## [Problem]
Look for the string "this" in the material below. Copy every line where you find it.

Listed entries Start Marker

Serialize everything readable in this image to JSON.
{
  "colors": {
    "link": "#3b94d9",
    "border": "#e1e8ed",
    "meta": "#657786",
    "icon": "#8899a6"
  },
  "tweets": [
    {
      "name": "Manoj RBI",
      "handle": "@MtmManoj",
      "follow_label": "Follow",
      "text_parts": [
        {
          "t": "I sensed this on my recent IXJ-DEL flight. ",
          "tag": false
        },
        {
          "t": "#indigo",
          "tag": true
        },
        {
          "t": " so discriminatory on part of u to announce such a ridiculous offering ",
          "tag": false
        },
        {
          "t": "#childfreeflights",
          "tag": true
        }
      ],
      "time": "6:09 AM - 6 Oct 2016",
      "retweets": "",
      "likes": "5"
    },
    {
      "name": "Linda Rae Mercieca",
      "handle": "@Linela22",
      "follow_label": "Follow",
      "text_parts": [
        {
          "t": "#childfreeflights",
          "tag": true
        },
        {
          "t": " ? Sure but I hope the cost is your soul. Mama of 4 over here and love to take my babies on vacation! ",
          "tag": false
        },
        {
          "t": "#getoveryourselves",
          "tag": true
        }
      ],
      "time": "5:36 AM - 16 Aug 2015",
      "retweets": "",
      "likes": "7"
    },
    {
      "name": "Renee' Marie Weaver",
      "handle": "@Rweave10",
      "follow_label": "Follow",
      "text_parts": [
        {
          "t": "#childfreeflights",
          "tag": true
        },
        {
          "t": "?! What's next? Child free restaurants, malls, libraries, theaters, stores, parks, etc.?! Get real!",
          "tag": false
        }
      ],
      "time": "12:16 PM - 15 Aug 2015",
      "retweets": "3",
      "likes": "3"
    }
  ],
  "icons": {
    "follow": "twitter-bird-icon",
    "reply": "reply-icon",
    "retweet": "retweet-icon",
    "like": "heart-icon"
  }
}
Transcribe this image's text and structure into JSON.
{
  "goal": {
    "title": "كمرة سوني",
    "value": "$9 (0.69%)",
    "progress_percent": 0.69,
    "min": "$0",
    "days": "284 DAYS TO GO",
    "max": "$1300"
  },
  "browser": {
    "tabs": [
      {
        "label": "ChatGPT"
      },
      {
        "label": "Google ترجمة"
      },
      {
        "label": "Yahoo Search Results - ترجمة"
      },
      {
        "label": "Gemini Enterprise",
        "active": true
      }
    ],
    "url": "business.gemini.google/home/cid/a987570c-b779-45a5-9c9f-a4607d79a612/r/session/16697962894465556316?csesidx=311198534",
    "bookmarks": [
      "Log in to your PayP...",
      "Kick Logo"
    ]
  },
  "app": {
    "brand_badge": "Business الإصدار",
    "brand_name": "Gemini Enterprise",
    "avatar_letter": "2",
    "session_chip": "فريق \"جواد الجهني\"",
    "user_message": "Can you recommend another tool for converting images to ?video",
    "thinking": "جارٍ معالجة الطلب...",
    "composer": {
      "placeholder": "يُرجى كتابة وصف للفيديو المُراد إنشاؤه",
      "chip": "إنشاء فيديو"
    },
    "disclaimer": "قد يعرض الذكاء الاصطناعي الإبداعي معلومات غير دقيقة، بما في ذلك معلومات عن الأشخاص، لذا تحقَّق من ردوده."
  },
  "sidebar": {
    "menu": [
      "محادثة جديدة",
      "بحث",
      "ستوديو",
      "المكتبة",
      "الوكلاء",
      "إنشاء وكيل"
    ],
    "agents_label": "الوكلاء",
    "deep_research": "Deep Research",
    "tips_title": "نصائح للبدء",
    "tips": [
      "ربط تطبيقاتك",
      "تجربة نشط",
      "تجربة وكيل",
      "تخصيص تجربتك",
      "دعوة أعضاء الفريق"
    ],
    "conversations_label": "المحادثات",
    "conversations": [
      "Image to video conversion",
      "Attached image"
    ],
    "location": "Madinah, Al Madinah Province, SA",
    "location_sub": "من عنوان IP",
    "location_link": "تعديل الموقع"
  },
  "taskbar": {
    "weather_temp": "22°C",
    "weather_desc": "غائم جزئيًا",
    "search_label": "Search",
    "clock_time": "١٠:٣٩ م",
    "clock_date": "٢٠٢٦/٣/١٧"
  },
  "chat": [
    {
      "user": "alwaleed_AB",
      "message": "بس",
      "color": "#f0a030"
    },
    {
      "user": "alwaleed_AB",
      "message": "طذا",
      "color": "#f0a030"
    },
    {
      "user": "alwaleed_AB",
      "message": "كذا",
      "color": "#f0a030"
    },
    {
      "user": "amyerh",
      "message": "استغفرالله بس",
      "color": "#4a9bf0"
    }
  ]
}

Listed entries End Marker
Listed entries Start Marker

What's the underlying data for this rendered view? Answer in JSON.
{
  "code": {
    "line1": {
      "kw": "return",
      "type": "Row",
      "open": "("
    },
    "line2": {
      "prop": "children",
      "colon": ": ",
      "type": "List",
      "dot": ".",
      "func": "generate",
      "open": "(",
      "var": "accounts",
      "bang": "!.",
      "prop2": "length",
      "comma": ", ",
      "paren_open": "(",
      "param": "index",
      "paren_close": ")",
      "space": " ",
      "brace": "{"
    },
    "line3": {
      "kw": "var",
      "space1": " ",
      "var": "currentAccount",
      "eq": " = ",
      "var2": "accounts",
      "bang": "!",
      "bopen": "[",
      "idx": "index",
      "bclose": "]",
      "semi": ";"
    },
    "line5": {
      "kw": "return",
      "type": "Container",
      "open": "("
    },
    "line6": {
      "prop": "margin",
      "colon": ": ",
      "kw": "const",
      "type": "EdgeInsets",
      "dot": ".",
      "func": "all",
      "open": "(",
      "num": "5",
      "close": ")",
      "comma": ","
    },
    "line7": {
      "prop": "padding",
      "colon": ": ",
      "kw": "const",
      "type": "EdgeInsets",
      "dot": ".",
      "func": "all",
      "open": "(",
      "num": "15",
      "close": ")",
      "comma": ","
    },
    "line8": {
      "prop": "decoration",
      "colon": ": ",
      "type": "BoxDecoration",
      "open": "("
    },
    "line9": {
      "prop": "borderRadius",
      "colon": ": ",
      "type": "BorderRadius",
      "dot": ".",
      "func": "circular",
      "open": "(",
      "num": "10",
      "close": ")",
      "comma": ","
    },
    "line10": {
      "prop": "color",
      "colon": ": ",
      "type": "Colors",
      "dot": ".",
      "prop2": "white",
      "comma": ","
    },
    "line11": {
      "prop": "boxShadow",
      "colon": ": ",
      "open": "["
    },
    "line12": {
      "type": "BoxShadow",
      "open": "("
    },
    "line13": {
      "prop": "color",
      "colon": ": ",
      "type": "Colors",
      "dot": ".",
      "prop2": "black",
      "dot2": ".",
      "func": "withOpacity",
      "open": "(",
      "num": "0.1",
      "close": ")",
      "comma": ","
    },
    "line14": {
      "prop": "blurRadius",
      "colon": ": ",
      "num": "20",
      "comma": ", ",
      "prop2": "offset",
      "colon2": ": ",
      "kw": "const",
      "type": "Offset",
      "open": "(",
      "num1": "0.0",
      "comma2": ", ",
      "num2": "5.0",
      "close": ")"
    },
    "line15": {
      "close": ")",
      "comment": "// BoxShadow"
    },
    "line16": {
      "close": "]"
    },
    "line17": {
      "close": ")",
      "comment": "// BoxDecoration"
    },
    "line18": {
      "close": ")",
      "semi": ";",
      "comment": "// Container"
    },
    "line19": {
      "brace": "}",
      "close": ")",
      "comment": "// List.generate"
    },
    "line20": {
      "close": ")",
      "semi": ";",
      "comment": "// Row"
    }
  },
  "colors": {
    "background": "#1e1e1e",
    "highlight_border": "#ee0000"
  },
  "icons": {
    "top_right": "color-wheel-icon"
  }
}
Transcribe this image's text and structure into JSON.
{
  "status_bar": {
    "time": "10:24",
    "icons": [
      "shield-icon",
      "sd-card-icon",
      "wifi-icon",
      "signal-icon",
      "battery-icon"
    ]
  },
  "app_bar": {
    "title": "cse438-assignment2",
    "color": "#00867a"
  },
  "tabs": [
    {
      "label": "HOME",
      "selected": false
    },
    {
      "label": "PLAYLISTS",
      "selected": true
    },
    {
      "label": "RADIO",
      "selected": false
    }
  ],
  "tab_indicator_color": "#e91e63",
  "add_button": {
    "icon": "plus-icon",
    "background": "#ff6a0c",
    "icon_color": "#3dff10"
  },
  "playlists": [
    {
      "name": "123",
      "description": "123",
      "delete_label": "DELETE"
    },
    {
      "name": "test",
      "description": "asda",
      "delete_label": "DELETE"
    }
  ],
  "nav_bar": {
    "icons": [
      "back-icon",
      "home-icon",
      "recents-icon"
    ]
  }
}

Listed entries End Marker

## [Written answer]
Serialize everything readable in this image to JSON.
          "t": "I sensed this on my recent IXJ-DEL flight. ",
Transcribe this image's text and structure into JSON.
What's the underlying data for this rendered view? Answer in JSON.
Transcribe this image's text and structure into JSON.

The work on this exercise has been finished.